The US Food and Drug Administration (FDA) has issued postmarket cardiac safety warnings for about 1 in 4 cancer therapies, according to a research letter published September 30 in JAMA Oncology.
These cardiotoxic risk communications typically were issued just over 4.5 years after a drug’s approval — 40% longer than it took to issue noncardiac warnings.
However, lead author Daniel Addison, MD, explained that the likelihood of having a major cardiac event related to a cancer drug appears to be quite small.
“I don’t think people should stop using cancer drugs that are saving lives,” said Addison, co-director of the Cardio-Oncology Program at the Ohio State University Comprehensive Cancer Center–James Cancer Hospital and Solove Research Institute, Columbus, Ohio. Rather, clinicians treating cancer patients should use a lower threshold for initiating a cardiovascular workup “if a patient is showing signs or symptoms of a potential heart issue.”
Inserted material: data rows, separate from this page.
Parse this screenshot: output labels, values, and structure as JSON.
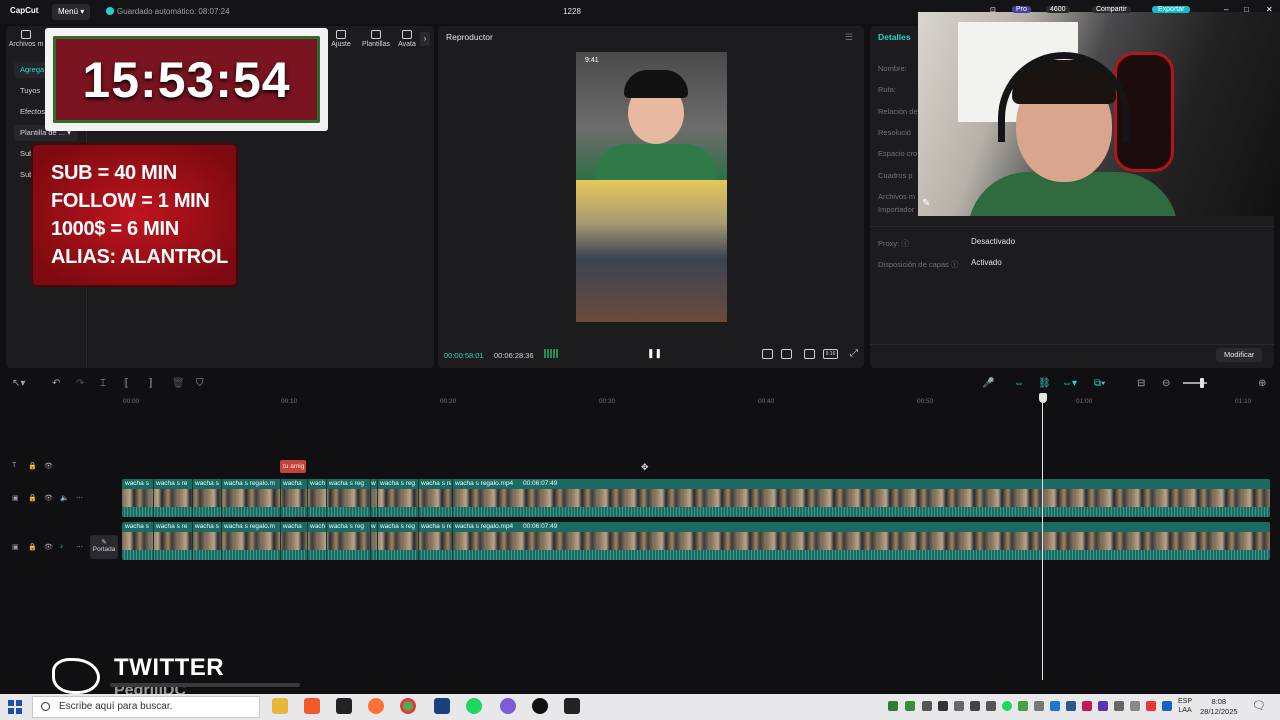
{
  "titlebar": {
    "logo": "CapCut",
    "menu_label": "Menú",
    "autosave_text": "Guardado automático: 08:07:24",
    "project_title": "1228"
  },
  "media_panel": {
    "tabs": [
      {
        "label": "Archivos m"
      },
      {
        "label": "Ajuste"
      },
      {
        "label": "Plantillas"
      },
      {
        "label": "Avata"
      }
    ],
    "side_items": [
      {
        "label": "Agrega",
        "active": true
      },
      {
        "label": "Tuyos"
      },
      {
        "label": "Efectos"
      },
      {
        "label": "Plantilla de ..."
      },
      {
        "label": "Sub"
      },
      {
        "label": "Sub"
      }
    ]
  },
  "overlays": {
    "countdown": "15:53:54",
    "rules": [
      "SUB = 40 MIN",
      "FOLLOW = 1 MIN",
      "1000$ = 6 MIN",
      "ALIAS: ALANTROL"
    ],
    "twitter_title": "TWITTER",
    "twitter_handle": "PedrijiDC"
  },
  "player": {
    "title": "Reproductor",
    "phone_time": "9:41",
    "current_time": "00:00:58:01",
    "total_time": "00:06:28:36",
    "ratio_label": "9:16"
  },
  "details": {
    "title": "Detalles",
    "fields": [
      {
        "label": "Nombre:"
      },
      {
        "label": "Ruta:"
      },
      {
        "label": "Relación de"
      },
      {
        "label": "Resolució"
      },
      {
        "label": "Espacio cro"
      },
      {
        "label": "Cuadros p"
      },
      {
        "label": "Archivos m"
      },
      {
        "label": "Importador"
      }
    ],
    "proxy_label": "Proxy:",
    "proxy_value": "Desactivado",
    "layers_label": "Disposición de capas",
    "layers_value": "Activado",
    "modify_button": "Modificar"
  },
  "webcam_chrome": {
    "pro_badge": "Pro",
    "credits": "4600",
    "share": "Compartir",
    "export": "Exportar"
  },
  "timeline": {
    "ruler": [
      "00:00",
      "00:10",
      "00:20",
      "00:30",
      "00:40",
      "00:50",
      "01:00",
      "01:10"
    ],
    "playhead_time_fraction": 0.89,
    "text_clip": "tu amig",
    "cover_label": "Portada",
    "track1_labels": [
      "wacha s",
      "wacha s re",
      "wacha s",
      "wacha s regalo.m",
      "wacha",
      "wach",
      "wacha s reg",
      "w",
      "wacha s reg",
      "wacha s re",
      "wacha s regalo.mp4",
      "00:06:07:49"
    ],
    "track2_labels": [
      "wacha s",
      "wacha s re",
      "wacha s",
      "wacha s regalo.m",
      "wacha",
      "wach",
      "wacha s reg",
      "w",
      "wacha s reg",
      "wacha s re",
      "wacha s regalo.mp4",
      "00:06:07:49"
    ]
  },
  "taskbar": {
    "search_placeholder": "Escribe aquí para buscar.",
    "lang_line1": "ESP",
    "lang_line2": "LAA",
    "time": "8:08",
    "date": "28/12/2025"
  },
  "colors": {
    "accent": "#2dd4bf",
    "track": "#1c6b62",
    "text_clip": "#c2453b",
    "overlay_red": "#b3141d"
  }
}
According to the researchers, cardiovascular events have become increasingly common with the use of cancer therapies, but “the prevalence and factors associated with these warnings are unknown.”
That is why the team analyzed the frequency and timing of FDA postmarket cardiovascular communications for all anticancer therapies for which the FDA received new drug applications from 1998 to 2018. Communications included withdrawals, black box warnings, drug warnings, and precautions.
The authors found that of 125 FDA-approved cancer treatments, cardiovascular disease warning were issued for 32 (25.6%). Multiple warnings were issued for two dozen therapies (21.6%). Warnings were issued for more than 40% of the immune and targeted therapies — a total of 15 drugs. After arrhythmias (23.5%), uncontrolled hypertension (12%) and heart failure (11.4%) were the most common reasons for a cardiac safety communication.
“There’s been a lot of focus over the years, and rightly so, on heart failure, but I think in the last few years we’ve begun to appreciate other things that are going on with these patients,” said Addison, who noted a potential link between myocarditis and the use of immune checkpoint inhibitors.
Addison and colleagues also found that the median time for the FDA to issue postmarket alerts for cardiovascular events was 1670 days (55 months). In contrast, alerts related to noncardiac events occurred, on average, 15 months earlier — within 1120 days, or 40 months, of a treatment’s approval.
Addison noted that the average timing of cardiac safety communications masks wide variations by event type. Alerts regarding heart failure or hypertension, for example, emerged around 1200 days after a drug approval, but it took more than 2000 days for alerts about arrhythmias to be issued.
The authors said that the “delayed recognition is concerning, particularly given the rapid emergence of many targeted and immune-based cancer therapies, and the potentially devastating consequences of cardiotoxic events.”
Addison suggested that periodically analyzing medical registries could help experts detect cardiac signals linked to cancer treatments sooner.
In addition, more evidence about the potential cardiovascular risks associated with different anticancer drugs could help oncologists optimize care for their patients, according to Eiman Jahangir, MD, MPH, associate professor of medicine at Vanderbilt University Medical Center, Nashville, Tennessee, who was not involved in the study.
“In a lot of cases, these newer drugs are really changing how we treat cancer patients,” said Jahangir. “And typically, the benefit of curing a cancer outweighs the risk of a potential cardiac outcome, but as clinicians, we also need to know what [risks] to look for. If we know [about the risk for cardiac events], then we’re more likely to pick them up when a patient presents with symptoms.”
Jahangir and Addison have disclosed no relevant financial relationships. Several study coauthors reported receiving grants and personal fees from industry.
Marcus Banks reports on new health research, with a particular focus on cancer. His writing has appeared in Spectrum, Cancer Today, Nature Medicine, The Scientist, and Gastroenterology and Endoscopy News.
JAMA Oncol. Published online September 30, 2021. Full text
Content Source: https://www.medscape.com/viewarticle/960685?src=rss